Low income by age group

Graphs on this page:

Supporting information:

Key points

  • As in Great Britain, children in Northern Ireland are more likely to live in low-income households than adults.
  • Of the 350,000 people in low-income households, half are working-age adults, divided almost equally between those with, and those without, dependent children.  A further third are children while the remaining sixth are pensioners.

Definitions and data sources

The first graph shows the risk of a person being in a low-income household, with the data shown separately for children, pensioners and working-age adults.

The second graph shows a breakdown of those on low income, with the data broken down by children, pensioners and working-age adults with and without dependent children.  To improve its statistical reliability, the data is the average for the latest three years.

The data source for both graphs is Households Below Average Income, based on the Family Resources Survey (FRS).  A child is defined as an individual who is either under 16 or is an unmarried 16- to 18-year-old on a course up to and including A level standard.  Income is disposable household income after deducting housing costs and the low-income threshold is the same as that used elsewhere, namely 60% of British contemporary median household income.  All the data is equivalised (adjusted) to account for differences in household size and composition.  The self-employed are included in the statistics.  Note that in 2007 DWP made some technical changes to how it adjusted household income for household composition (including retrospective changes) and, as a result, the data is slightly different than previously published figures.  The averaging over three-year periods has been done to improve statistical reliability.

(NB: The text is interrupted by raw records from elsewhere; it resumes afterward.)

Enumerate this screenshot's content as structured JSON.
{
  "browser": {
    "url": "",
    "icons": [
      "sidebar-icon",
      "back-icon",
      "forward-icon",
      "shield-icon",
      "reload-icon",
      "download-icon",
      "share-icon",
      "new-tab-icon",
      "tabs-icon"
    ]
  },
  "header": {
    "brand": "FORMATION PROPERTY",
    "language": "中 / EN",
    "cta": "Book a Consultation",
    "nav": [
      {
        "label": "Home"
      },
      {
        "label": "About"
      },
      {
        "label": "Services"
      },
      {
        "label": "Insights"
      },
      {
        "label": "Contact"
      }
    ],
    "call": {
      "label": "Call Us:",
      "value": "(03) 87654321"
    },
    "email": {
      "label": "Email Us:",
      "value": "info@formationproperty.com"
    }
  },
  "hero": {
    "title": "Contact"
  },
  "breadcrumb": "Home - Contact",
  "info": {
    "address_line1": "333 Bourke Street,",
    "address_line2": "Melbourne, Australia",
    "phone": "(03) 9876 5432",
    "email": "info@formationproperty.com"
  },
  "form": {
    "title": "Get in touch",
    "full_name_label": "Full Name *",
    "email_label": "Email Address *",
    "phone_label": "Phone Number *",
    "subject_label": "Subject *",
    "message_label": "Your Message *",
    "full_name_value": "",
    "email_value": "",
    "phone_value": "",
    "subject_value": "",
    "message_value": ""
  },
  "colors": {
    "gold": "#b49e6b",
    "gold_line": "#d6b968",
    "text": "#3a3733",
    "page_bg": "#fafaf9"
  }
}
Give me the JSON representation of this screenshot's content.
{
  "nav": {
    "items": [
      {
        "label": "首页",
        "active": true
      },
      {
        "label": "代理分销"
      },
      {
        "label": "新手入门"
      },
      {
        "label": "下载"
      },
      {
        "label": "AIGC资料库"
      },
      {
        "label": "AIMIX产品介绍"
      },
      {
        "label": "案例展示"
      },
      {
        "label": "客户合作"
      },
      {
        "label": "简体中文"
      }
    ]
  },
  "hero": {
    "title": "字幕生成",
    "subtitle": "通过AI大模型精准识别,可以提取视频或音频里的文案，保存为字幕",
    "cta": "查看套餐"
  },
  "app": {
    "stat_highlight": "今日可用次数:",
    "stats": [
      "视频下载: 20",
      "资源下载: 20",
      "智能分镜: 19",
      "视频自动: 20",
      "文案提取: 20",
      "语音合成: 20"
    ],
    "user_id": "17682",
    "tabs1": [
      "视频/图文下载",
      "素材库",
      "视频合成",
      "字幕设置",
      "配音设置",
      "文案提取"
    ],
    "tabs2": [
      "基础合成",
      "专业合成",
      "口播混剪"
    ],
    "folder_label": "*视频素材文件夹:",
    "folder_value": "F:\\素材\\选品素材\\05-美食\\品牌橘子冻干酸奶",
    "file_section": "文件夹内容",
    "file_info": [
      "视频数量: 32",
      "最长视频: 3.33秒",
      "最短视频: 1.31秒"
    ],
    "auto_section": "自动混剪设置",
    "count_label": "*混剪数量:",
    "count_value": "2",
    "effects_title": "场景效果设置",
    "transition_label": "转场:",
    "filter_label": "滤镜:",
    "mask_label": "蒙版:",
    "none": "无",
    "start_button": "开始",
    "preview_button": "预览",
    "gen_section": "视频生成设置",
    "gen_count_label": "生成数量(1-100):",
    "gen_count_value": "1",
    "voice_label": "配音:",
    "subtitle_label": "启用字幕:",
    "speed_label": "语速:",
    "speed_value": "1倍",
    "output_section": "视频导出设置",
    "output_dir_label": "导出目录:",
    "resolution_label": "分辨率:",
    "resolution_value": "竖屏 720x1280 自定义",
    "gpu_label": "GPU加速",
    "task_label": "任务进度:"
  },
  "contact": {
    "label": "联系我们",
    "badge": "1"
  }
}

Overall adequacy of the indicator: medium.  The FRS is a well-established annual government survey designed to be representative of the population as a whole and the Northern Ireland sample has been boosted to improve sample sizes.  However, the Northern Irish sample is a recent addition to the survey and is yet to be fully quality assured by the Department of Work and Pensions.